┌──
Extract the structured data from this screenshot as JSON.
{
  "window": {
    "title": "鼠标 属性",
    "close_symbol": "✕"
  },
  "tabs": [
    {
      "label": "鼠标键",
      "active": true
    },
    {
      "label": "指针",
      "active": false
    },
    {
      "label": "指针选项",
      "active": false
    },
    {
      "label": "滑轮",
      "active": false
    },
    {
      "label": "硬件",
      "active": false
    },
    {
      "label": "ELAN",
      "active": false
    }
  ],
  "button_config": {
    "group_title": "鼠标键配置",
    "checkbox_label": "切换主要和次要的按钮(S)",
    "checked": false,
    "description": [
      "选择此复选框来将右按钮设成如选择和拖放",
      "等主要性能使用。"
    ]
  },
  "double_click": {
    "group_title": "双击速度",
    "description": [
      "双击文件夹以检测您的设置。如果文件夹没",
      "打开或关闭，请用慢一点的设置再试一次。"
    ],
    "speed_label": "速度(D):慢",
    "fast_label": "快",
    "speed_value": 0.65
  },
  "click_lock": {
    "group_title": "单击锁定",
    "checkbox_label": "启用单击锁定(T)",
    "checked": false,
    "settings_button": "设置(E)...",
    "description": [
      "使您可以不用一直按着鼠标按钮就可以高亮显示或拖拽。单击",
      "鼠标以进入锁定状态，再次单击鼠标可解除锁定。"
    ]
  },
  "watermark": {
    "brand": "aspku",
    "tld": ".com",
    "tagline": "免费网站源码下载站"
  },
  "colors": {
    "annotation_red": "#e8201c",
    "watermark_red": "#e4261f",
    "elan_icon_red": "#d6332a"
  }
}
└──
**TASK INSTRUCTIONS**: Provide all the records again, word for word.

**ANSWER TO THIS TASK**:
Extract the structured data from this screenshot as JSON.
{
  "window": {
    "title": "鼠标 属性",
    "close_symbol": "✕"
  },
  "tabs": [
    {
      "label": "鼠标键",
      "active": true
    },
    {
      "label": "指针",
      "active": false
    },
    {
      "label": "指针选项",
      "active": false
    },
    {
      "label": "滑轮",
      "active": false
    },
    {
      "label": "硬件",
      "active": false
    },
    {
      "label": "ELAN",
      "active": false
    }
  ],
  "button_config": {
    "group_title": "鼠标键配置",
    "checkbox_label": "切换主要和次要的按钮(S)",
    "checked": false,
    "description": [
      "选择此复选框来将右按钮设成如选择和拖放",
      "等主要性能使用。"
    ]
  },
  "double_click": {
    "group_title": "双击速度",
    "description": [
      "双击文件夹以检测您的设置。如果文件夹没",
      "打开或关闭，请用慢一点的设置再试一次。"
    ],
    "speed_label": "速度(D):慢",
    "fast_label": "快",
    "speed_value": 0.65
  },
  "click_lock": {
    "group_title": "单击锁定",
    "checkbox_label": "启用单击锁定(T)",
    "checked": false,
    "settings_button": "设置(E)...",
    "description": [
      "使您可以不用一直按着鼠标按钮就可以高亮显示或拖拽。单击",
      "鼠标以进入锁定状态，再次单击鼠标可解除锁定。"
    ]
  },
  "watermark": {
    "brand": "aspku",
    "tld": ".com",
    "tagline": "免费网站源码下载站"
  },
  "colors": {
    "annotation_red": "#e8201c",
    "watermark_red": "#e4261f",
    "elan_icon_red": "#d6332a"
  }
}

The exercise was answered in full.